──────── DATA IN THIS EXERCISE
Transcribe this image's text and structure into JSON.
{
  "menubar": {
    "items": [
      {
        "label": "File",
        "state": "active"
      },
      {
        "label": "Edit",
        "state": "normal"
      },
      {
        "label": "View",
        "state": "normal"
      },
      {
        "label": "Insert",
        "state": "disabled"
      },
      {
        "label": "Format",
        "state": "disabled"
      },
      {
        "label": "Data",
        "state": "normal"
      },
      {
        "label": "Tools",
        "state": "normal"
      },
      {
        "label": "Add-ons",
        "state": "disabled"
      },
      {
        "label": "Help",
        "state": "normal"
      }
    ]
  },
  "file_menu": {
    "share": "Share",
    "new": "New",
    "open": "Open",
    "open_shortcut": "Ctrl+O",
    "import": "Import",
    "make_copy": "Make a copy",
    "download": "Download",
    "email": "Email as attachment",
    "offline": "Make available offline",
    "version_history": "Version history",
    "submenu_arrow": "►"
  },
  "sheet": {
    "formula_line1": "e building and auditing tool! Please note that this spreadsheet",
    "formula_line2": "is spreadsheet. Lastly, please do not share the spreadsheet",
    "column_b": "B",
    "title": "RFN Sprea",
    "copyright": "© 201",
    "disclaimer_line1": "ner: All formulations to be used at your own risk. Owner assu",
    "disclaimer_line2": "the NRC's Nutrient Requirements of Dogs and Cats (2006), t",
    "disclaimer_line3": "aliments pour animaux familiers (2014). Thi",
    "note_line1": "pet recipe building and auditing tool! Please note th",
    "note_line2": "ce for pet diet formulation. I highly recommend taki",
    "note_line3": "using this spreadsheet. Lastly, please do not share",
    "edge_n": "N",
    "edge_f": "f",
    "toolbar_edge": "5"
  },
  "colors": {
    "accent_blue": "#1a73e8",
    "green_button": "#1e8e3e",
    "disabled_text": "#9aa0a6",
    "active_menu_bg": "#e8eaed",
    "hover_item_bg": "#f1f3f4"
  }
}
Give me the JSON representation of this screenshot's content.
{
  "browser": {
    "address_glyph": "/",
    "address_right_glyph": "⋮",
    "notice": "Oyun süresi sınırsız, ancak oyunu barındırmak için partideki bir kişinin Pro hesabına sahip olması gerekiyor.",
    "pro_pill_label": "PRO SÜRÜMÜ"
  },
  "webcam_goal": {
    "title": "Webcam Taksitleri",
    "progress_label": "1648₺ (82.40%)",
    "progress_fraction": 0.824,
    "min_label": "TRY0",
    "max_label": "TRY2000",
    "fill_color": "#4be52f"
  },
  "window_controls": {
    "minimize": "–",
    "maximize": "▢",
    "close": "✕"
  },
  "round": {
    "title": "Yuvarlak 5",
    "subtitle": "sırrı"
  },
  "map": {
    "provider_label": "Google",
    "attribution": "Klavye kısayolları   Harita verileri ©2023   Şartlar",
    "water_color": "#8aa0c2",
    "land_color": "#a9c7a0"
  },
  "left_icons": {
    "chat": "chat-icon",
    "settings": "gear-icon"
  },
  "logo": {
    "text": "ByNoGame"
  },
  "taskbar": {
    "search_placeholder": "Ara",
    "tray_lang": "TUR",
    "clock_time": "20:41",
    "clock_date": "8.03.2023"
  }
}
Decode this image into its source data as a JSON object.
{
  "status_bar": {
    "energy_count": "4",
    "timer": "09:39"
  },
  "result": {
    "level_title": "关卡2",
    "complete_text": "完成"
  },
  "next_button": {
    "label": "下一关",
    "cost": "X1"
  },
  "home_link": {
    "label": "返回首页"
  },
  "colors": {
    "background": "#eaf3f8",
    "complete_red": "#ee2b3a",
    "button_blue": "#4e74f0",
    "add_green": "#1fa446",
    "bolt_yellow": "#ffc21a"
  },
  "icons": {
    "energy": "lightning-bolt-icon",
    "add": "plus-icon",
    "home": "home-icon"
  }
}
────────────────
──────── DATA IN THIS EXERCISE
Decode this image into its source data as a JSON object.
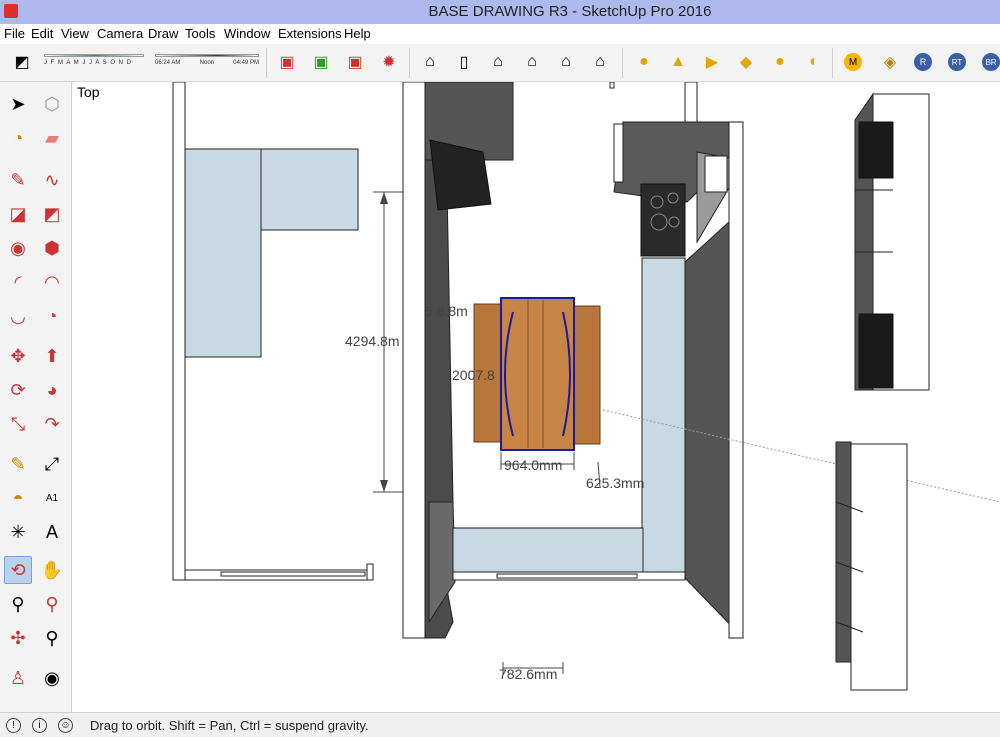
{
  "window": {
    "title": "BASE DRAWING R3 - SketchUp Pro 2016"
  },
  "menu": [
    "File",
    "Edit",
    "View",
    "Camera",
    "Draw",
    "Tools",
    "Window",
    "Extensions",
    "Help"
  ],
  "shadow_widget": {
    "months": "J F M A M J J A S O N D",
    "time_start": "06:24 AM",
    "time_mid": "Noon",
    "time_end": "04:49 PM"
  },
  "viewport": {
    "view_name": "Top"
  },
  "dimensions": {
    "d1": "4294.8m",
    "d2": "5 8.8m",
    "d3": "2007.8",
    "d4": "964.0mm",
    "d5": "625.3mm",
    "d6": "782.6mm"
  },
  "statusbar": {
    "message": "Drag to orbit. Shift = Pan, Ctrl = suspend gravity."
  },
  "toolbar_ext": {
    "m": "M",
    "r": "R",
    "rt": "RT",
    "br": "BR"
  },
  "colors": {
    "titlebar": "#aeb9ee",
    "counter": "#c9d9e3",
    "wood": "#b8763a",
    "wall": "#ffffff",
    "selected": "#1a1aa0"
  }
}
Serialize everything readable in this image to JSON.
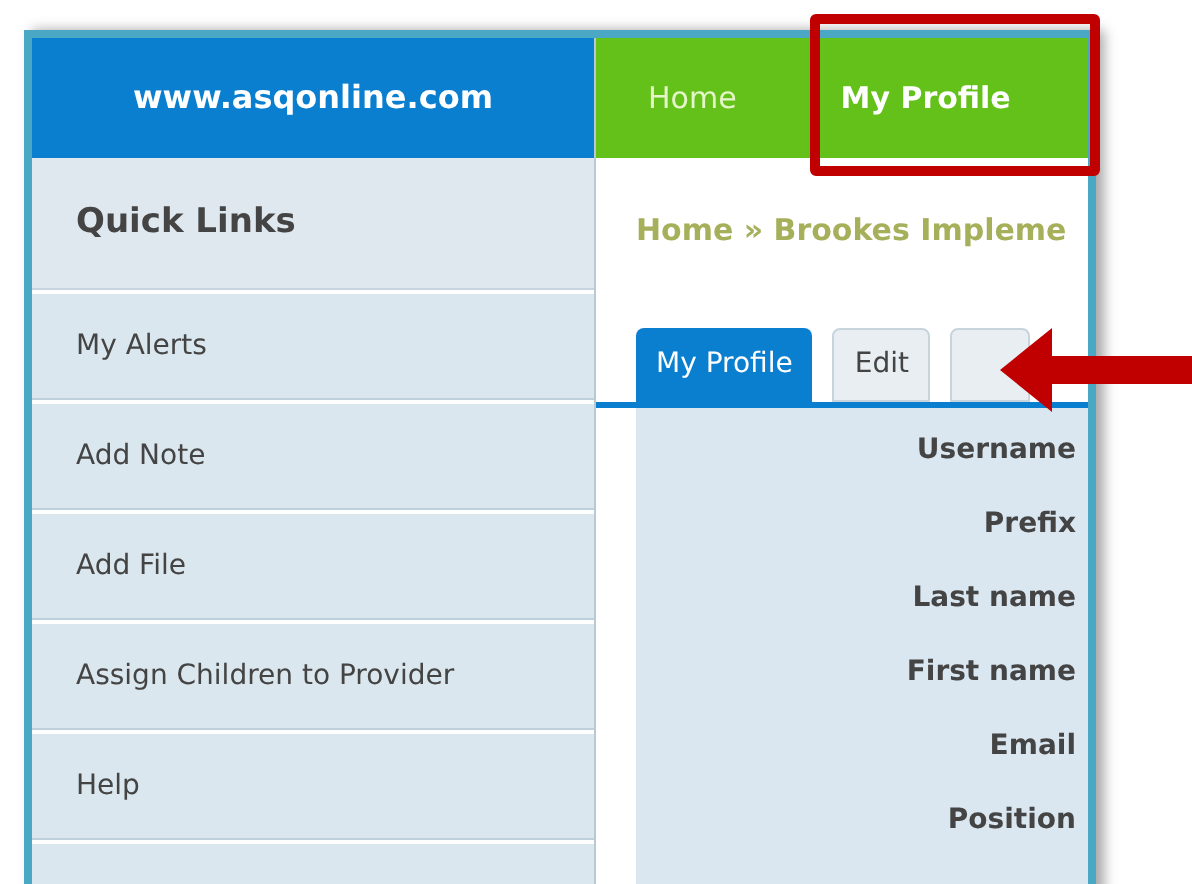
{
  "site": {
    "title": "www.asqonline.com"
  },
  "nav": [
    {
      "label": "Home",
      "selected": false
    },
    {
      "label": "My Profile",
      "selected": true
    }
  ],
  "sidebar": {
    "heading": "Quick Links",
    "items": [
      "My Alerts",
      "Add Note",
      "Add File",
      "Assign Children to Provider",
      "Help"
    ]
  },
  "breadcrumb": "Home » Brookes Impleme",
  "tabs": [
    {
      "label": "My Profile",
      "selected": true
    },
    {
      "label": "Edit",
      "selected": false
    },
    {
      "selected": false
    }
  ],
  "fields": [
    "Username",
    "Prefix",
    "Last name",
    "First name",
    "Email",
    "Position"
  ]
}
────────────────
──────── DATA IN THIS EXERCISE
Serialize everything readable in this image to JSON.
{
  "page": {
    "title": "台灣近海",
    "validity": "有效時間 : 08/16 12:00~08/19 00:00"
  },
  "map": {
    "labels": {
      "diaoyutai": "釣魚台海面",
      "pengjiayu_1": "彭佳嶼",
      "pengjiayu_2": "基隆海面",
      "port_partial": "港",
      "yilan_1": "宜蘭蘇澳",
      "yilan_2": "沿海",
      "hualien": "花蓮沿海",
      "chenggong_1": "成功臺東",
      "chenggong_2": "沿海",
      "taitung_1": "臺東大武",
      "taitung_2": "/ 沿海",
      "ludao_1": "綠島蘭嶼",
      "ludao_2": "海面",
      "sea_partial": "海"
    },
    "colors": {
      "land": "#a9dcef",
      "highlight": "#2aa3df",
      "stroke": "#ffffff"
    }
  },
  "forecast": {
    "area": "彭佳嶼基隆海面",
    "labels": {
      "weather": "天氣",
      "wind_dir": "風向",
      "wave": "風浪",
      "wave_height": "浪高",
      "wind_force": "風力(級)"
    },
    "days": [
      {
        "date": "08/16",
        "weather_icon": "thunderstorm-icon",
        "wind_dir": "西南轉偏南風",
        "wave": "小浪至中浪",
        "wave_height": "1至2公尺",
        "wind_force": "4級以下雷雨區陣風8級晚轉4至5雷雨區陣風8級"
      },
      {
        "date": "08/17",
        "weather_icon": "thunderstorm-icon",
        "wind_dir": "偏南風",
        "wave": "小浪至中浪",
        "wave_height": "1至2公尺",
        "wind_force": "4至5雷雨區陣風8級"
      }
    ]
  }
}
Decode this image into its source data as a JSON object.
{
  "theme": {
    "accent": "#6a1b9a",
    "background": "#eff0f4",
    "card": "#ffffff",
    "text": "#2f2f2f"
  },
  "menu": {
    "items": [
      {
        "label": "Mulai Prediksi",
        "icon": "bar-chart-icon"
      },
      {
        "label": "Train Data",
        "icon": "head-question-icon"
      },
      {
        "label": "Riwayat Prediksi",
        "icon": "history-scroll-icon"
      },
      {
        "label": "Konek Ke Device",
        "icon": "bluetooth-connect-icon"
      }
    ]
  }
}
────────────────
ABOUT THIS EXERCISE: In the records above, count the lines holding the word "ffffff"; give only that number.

ANSWER BOX: 3